*** Opening Dataset excerpts ***

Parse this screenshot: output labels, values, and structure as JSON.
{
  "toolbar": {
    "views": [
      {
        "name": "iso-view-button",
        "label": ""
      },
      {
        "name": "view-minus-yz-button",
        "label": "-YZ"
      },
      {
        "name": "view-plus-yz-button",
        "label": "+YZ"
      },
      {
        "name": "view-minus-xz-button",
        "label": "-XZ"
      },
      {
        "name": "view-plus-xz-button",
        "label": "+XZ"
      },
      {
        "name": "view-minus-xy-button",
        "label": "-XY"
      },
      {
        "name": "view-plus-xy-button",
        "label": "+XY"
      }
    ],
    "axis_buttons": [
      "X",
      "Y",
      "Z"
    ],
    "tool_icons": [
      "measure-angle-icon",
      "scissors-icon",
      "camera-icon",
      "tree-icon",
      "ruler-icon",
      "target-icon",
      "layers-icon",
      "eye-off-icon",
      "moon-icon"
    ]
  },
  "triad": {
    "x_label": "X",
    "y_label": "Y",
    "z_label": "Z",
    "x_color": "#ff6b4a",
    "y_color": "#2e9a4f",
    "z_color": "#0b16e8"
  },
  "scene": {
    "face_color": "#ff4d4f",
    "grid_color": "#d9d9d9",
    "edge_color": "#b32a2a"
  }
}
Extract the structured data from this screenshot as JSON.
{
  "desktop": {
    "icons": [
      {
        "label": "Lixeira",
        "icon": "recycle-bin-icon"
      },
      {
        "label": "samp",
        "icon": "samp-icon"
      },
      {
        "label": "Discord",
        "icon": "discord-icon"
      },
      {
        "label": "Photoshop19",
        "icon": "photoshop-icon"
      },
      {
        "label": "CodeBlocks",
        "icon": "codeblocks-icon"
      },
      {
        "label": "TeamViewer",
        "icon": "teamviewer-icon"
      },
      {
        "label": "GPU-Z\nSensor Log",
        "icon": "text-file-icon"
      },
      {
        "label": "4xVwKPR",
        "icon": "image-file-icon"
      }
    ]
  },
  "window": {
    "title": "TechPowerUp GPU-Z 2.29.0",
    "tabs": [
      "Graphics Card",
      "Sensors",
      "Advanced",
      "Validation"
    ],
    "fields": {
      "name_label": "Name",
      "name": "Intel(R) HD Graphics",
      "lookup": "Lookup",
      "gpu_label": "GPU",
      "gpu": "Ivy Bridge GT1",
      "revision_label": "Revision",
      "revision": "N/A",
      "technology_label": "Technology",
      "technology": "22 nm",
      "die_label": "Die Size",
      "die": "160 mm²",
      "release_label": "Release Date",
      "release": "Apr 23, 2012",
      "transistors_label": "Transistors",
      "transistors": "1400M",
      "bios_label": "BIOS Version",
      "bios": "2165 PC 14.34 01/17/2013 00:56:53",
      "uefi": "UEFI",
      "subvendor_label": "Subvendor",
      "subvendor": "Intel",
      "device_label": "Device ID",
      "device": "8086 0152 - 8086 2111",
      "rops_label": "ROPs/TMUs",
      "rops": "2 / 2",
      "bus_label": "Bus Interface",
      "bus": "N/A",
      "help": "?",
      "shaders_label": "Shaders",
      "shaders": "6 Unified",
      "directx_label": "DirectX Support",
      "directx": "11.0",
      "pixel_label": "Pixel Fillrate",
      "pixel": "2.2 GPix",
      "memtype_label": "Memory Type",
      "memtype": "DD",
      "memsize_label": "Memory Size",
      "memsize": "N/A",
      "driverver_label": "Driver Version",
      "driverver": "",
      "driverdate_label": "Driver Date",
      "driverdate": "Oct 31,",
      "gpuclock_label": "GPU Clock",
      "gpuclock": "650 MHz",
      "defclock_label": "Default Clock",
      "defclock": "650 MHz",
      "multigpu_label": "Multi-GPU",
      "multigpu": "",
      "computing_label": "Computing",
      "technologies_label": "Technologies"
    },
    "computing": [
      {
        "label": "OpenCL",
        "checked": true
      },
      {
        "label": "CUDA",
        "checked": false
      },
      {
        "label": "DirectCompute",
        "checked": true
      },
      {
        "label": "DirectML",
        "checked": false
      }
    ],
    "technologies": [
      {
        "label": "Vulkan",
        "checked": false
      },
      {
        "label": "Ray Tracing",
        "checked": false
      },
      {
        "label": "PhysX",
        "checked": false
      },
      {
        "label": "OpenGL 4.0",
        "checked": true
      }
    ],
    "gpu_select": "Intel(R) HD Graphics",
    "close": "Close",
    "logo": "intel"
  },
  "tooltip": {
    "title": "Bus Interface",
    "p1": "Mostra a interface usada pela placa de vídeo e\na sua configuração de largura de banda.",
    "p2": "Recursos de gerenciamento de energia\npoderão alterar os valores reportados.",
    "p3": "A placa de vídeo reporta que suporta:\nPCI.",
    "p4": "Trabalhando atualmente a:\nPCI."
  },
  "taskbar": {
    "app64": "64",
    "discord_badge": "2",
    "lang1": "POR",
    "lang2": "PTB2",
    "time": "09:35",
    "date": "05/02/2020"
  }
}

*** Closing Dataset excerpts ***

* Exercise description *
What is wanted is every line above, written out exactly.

* Solution below *
Parse this screenshot: output labels, values, and structure as JSON.
{
  "toolbar": {
    "views": [
      {
        "name": "iso-view-button",
        "label": ""
      },
      {
        "name": "view-minus-yz-button",
        "label": "-YZ"
      },
      {
        "name": "view-plus-yz-button",
        "label": "+YZ"
      },
      {
        "name": "view-minus-xz-button",
        "label": "-XZ"
      },
      {
        "name": "view-plus-xz-button",
        "label": "+XZ"
      },
      {
        "name": "view-minus-xy-button",
        "label": "-XY"
      },
      {
        "name": "view-plus-xy-button",
        "label": "+XY"
      }
    ],
    "axis_buttons": [
      "X",
      "Y",
      "Z"
    ],
    "tool_icons": [
      "measure-angle-icon",
      "scissors-icon",
      "camera-icon",
      "tree-icon",
      "ruler-icon",
      "target-icon",
      "layers-icon",
      "eye-off-icon",
      "moon-icon"
    ]
  },
  "triad": {
    "x_label": "X",
    "y_label": "Y",
    "z_label": "Z",
    "x_color": "#ff6b4a",
    "y_color": "#2e9a4f",
    "z_color": "#0b16e8"
  },
  "scene": {
    "face_color": "#ff4d4f",
    "grid_color": "#d9d9d9",
    "edge_color": "#b32a2a"
  }
}
Extract the structured data from this screenshot as JSON.
{
  "desktop": {
    "icons": [
      {
        "label": "Lixeira",
        "icon": "recycle-bin-icon"
      },
      {
        "label": "samp",
        "icon": "samp-icon"
      },
      {
        "label": "Discord",
        "icon": "discord-icon"
      },
      {
        "label": "Photoshop19",
        "icon": "photoshop-icon"
      },
      {
        "label": "CodeBlocks",
        "icon": "codeblocks-icon"
      },
      {
        "label": "TeamViewer",
        "icon": "teamviewer-icon"
      },
      {
        "label": "GPU-Z\nSensor Log",
        "icon": "text-file-icon"
      },
      {
        "label": "4xVwKPR",
        "icon": "image-file-icon"
      }
    ]
  },
  "window": {
    "title": "TechPowerUp GPU-Z 2.29.0",
    "tabs": [
      "Graphics Card",
      "Sensors",
      "Advanced",
      "Validation"
    ],
    "fields": {
      "name_label": "Name",
      "name": "Intel(R) HD Graphics",
      "lookup": "Lookup",
      "gpu_label": "GPU",
      "gpu": "Ivy Bridge GT1",
      "revision_label": "Revision",
      "revision": "N/A",
      "technology_label": "Technology",
      "technology": "22 nm",
      "die_label": "Die Size",
      "die": "160 mm²",
      "release_label": "Release Date",
      "release": "Apr 23, 2012",
      "transistors_label": "Transistors",
      "transistors": "1400M",
      "bios_label": "BIOS Version",
      "bios": "2165 PC 14.34 01/17/2013 00:56:53",
      "uefi": "UEFI",
      "subvendor_label": "Subvendor",
      "subvendor": "Intel",
      "device_label": "Device ID",
      "device": "8086 0152 - 8086 2111",
      "rops_label": "ROPs/TMUs",
      "rops": "2 / 2",
      "bus_label": "Bus Interface",
      "bus": "N/A",
      "help": "?",
      "shaders_label": "Shaders",
      "shaders": "6 Unified",
      "directx_label": "DirectX Support",
      "directx": "11.0",
      "pixel_label": "Pixel Fillrate",
      "pixel": "2.2 GPix",
      "memtype_label": "Memory Type",
      "memtype": "DD",
      "memsize_label": "Memory Size",
      "memsize": "N/A",
      "driverver_label": "Driver Version",
      "driverver": "",
      "driverdate_label": "Driver Date",
      "driverdate": "Oct 31,",
      "gpuclock_label": "GPU Clock",
      "gpuclock": "650 MHz",
      "defclock_label": "Default Clock",
      "defclock": "650 MHz",
      "multigpu_label": "Multi-GPU",
      "multigpu": "",
      "computing_label": "Computing",
      "technologies_label": "Technologies"
    },
    "computing": [
      {
        "label": "OpenCL",
        "checked": true
      },
      {
        "label": "CUDA",
        "checked": false
      },
      {
        "label": "DirectCompute",
        "checked": true
      },
      {
        "label": "DirectML",
        "checked": false
      }
    ],
    "technologies": [
      {
        "label": "Vulkan",
        "checked": false
      },
      {
        "label": "Ray Tracing",
        "checked": false
      },
      {
        "label": "PhysX",
        "checked": false
      },
      {
        "label": "OpenGL 4.0",
        "checked": true
      }
    ],
    "gpu_select": "Intel(R) HD Graphics",
    "close": "Close",
    "logo": "intel"
  },
  "tooltip": {
    "title": "Bus Interface",
    "p1": "Mostra a interface usada pela placa de vídeo e\na sua configuração de largura de banda.",
    "p2": "Recursos de gerenciamento de energia\npoderão alterar os valores reportados.",
    "p3": "A placa de vídeo reporta que suporta:\nPCI.",
    "p4": "Trabalhando atualmente a:\nPCI."
  },
  "taskbar": {
    "app64": "64",
    "discord_badge": "2",
    "lang1": "POR",
    "lang2": "PTB2",
    "time": "09:35",
    "date": "05/02/2020"
  }
}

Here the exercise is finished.